- _Study material_:
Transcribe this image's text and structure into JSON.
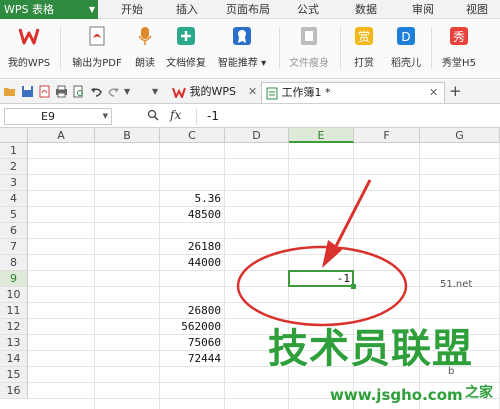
{
  "menubar": {
    "app_label": "WPS 表格",
    "tabs": [
      "开始",
      "插入",
      "页面布局",
      "公式",
      "数据",
      "审阅",
      "视图"
    ]
  },
  "ribbon": {
    "buttons": [
      {
        "label": "我的WPS",
        "icon": "wps-logo-icon"
      },
      {
        "label": "输出为PDF",
        "icon": "pdf-export-icon"
      },
      {
        "label": "朗读",
        "icon": "microphone-icon"
      },
      {
        "label": "文档修复",
        "icon": "repair-icon"
      },
      {
        "label": "智能推荐 ▾",
        "icon": "recommend-icon"
      },
      {
        "label": "文件瘦身",
        "icon": "file-slim-icon"
      },
      {
        "label": "打赏",
        "icon": "reward-icon"
      },
      {
        "label": "稻壳儿",
        "icon": "docer-icon"
      },
      {
        "label": "秀堂H5",
        "icon": "xiutang-icon"
      }
    ]
  },
  "doc_tabs": [
    {
      "label": "我的WPS",
      "active": false
    },
    {
      "label": "工作簿1 *",
      "active": true
    }
  ],
  "formula_bar": {
    "cell_ref": "E9",
    "fx": "fx",
    "content": "-1"
  },
  "sheet": {
    "columns": [
      "A",
      "B",
      "C",
      "D",
      "E",
      "F",
      "G"
    ],
    "selected_column": "E",
    "rows": [
      "1",
      "2",
      "3",
      "4",
      "5",
      "6",
      "7",
      "8",
      "9",
      "10",
      "11",
      "12",
      "13",
      "14",
      "15",
      "16"
    ],
    "selected_row": "9",
    "cells": [
      {
        "ref": "C4",
        "value": "5.36"
      },
      {
        "ref": "C5",
        "value": "48500"
      },
      {
        "ref": "C7",
        "value": "26180"
      },
      {
        "ref": "C8",
        "value": "44000"
      },
      {
        "ref": "E9",
        "value": "-1"
      },
      {
        "ref": "C11",
        "value": "26800"
      },
      {
        "ref": "C12",
        "value": "562000"
      },
      {
        "ref": "C13",
        "value": "75060"
      },
      {
        "ref": "C14",
        "value": "72444"
      }
    ]
  },
  "watermark": {
    "title": "技术员联盟",
    "url": "www.jsgho.com",
    "fragments": [
      "51.net",
      "b",
      "之家"
    ]
  },
  "colors": {
    "accent_green": "#3c9b3c",
    "annotation_red": "#d9322c",
    "watermark_green": "#2e9f3a"
  }
}
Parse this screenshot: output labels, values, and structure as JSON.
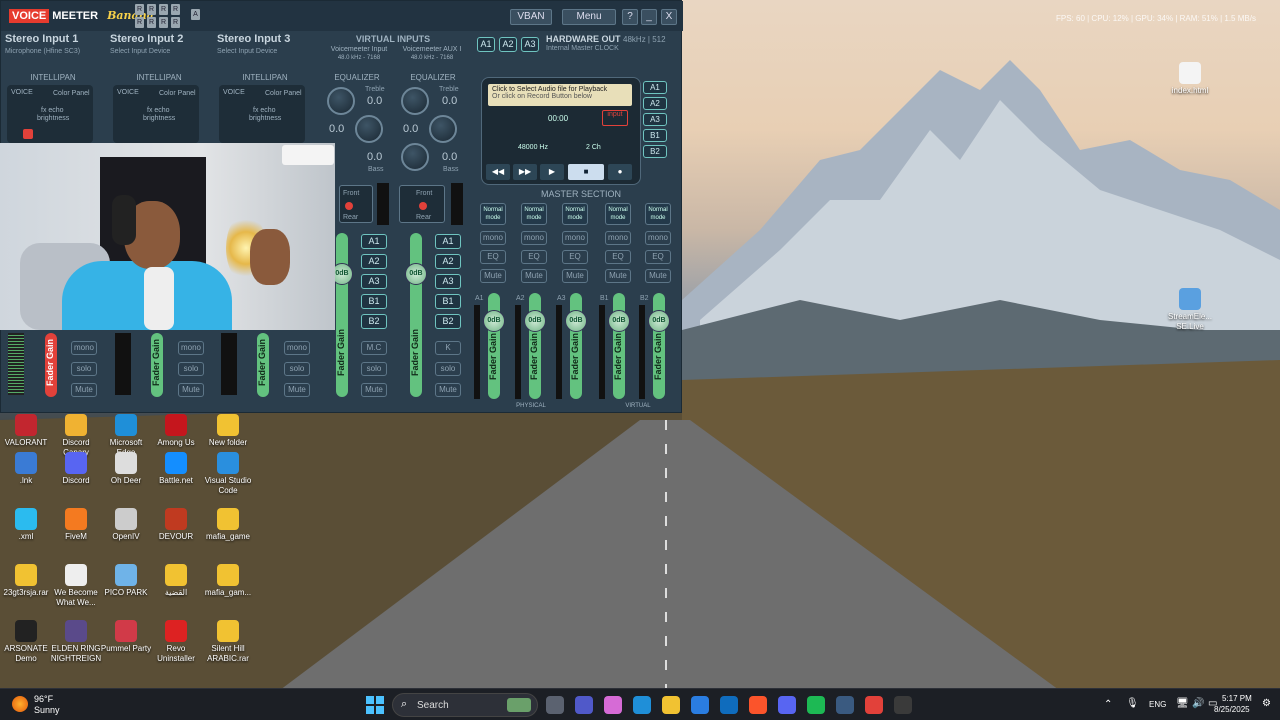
{
  "desktop": {
    "top_right_text": "FPS: 60 | CPU: 12% | GPU: 34% | RAM: 51% | 1.5 MB/s",
    "icons": [
      {
        "label": "VALORANT",
        "color": "#c2262f"
      },
      {
        "label": "Discord Canary",
        "color": "#f0b232"
      },
      {
        "label": "Microsoft Edge",
        "color": "#1f8fd8"
      },
      {
        "label": "Among Us",
        "color": "#c5161d"
      },
      {
        "label": "New folder",
        "color": "#f1c232"
      },
      {
        "label": ".lnk",
        "color": "#3a7bd5"
      },
      {
        "label": "Discord",
        "color": "#5865f2"
      },
      {
        "label": "Oh Deer",
        "color": "#dddddd"
      },
      {
        "label": "Battle.net",
        "color": "#148eff"
      },
      {
        "label": "Visual Studio Code",
        "color": "#2a8fde"
      },
      {
        "label": ".xml",
        "color": "#2bbbef"
      },
      {
        "label": "FiveM",
        "color": "#f47a20"
      },
      {
        "label": "OpenIV",
        "color": "#cccccc"
      },
      {
        "label": "DEVOUR",
        "color": "#c03a20"
      },
      {
        "label": "mafia_game",
        "color": "#f1c232"
      },
      {
        "label": "23gt3rsja.rar",
        "color": "#f1c232"
      },
      {
        "label": "We Become What We...",
        "color": "#eeeeee"
      },
      {
        "label": "PICO PARK",
        "color": "#6fb3e8"
      },
      {
        "label": "القضية",
        "color": "#f1c232"
      },
      {
        "label": "mafia_gam...",
        "color": "#f1c232"
      },
      {
        "label": "ARSONATE Demo",
        "color": "#222222"
      },
      {
        "label": "ELDEN RING NIGHTREIGN",
        "color": "#5a4a8a"
      },
      {
        "label": "Pummel Party",
        "color": "#d13a48"
      },
      {
        "label": "Revo Uninstaller",
        "color": "#d22"
      },
      {
        "label": "Silent Hill ARABIC.rar",
        "color": "#f1c232"
      }
    ],
    "right_icons": [
      {
        "label": "index.html"
      },
      {
        "label": "StreamEle... SE.Live"
      }
    ]
  },
  "voicemeeter": {
    "logo_voice": "VOICE",
    "logo_meeter": "MEETER",
    "logo_banana": "Banana",
    "vban": "VBAN",
    "menu": "Menu",
    "help": "?",
    "minimize": "_",
    "close": "X",
    "strips": [
      {
        "title": "Stereo Input 1",
        "device": "Microphone (Hfine SC3)"
      },
      {
        "title": "Stereo Input 2",
        "device": "Select Input Device"
      },
      {
        "title": "Stereo Input 3",
        "device": "Select Input Device"
      }
    ],
    "virtual_inputs": "VIRTUAL INPUTS",
    "vi1": "Voicemeeter Input",
    "vi2": "Voicemeeter AUX I",
    "vi_rate": "48.0 kHz - 7168",
    "hardware_out": "HARDWARE OUT",
    "hw_rate": "48kHz | 512",
    "hw_clock": "Internal Master CLOCK",
    "a1": "A1",
    "a2": "A2",
    "a3": "A3",
    "intellipan": "INTELLIPAN",
    "voice": "VOICE",
    "color_panel": "Color Panel",
    "fx_echo": "fx echo",
    "brightness": "brightness",
    "equalizer": "EQUALIZER",
    "treble": "Treble",
    "bass": "Bass",
    "eq_val": "0.0",
    "front": "Front",
    "rear": "Rear",
    "fader_gain": "Fader Gain",
    "db": "0dB",
    "mono": "mono",
    "solo": "solo",
    "mute": "Mute",
    "mc": "M.C",
    "k": "K",
    "b1": "B1",
    "b2": "B2",
    "tape_line1": "Click to Select Audio file for Playback",
    "tape_line2": "Or click on Record Button below",
    "tape_time": "00:00",
    "tape_input": "input",
    "tape_hz": "48000 Hz",
    "tape_ch": "2 Ch",
    "master_section": "MASTER SECTION",
    "normal_mode": "Normal mode",
    "eq": "EQ",
    "bus_labels": [
      "A1",
      "A2",
      "A3",
      "B1",
      "B2"
    ],
    "physical": "PHYSICAL",
    "virtual": "VIRTUAL"
  },
  "taskbar": {
    "weather_temp": "96°F",
    "weather_desc": "Sunny",
    "search_placeholder": "Search",
    "lang": "ENG",
    "time": "5:17 PM",
    "date": "8/25/2025"
  }
}
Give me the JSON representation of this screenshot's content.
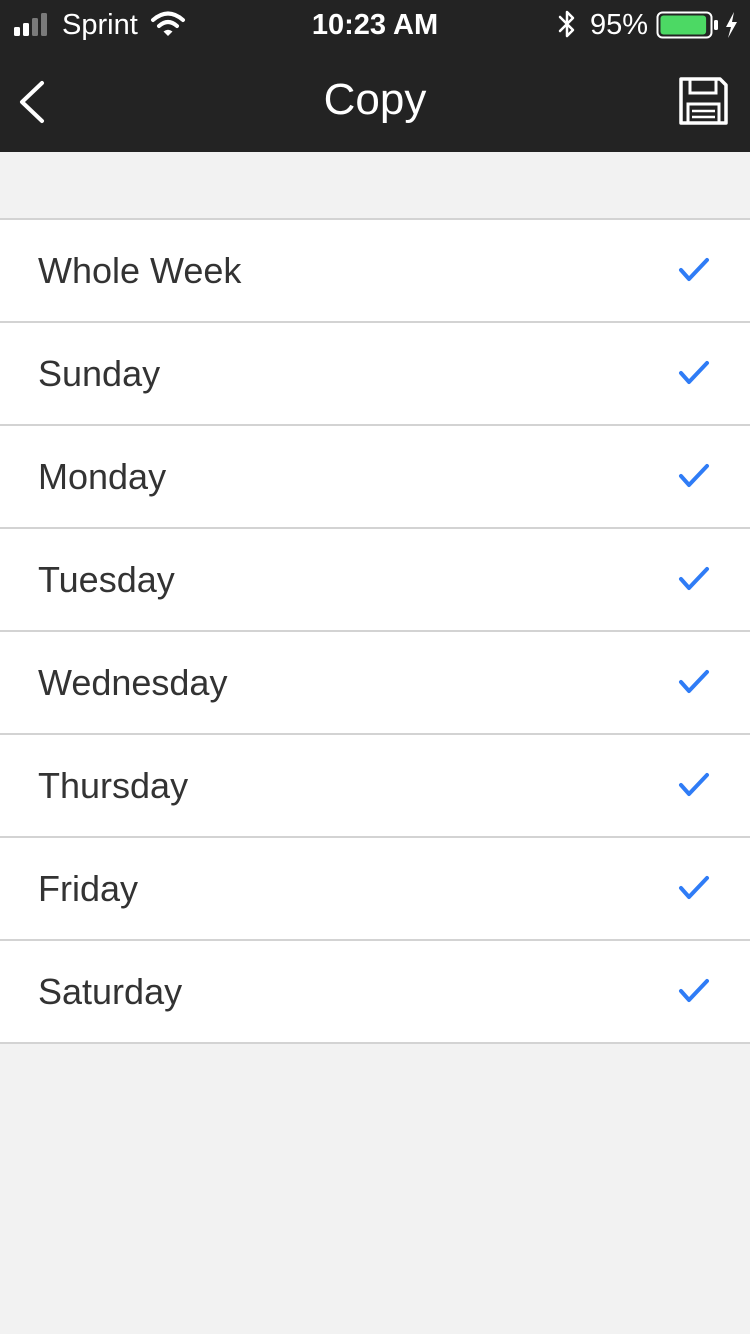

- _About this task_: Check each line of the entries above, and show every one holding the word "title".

- _Task result_:
    "title": "技术员联盟",
        "title": "Stereo Input 1",
        "title": "Stereo Input 2",
        "title": "Stereo Input 3",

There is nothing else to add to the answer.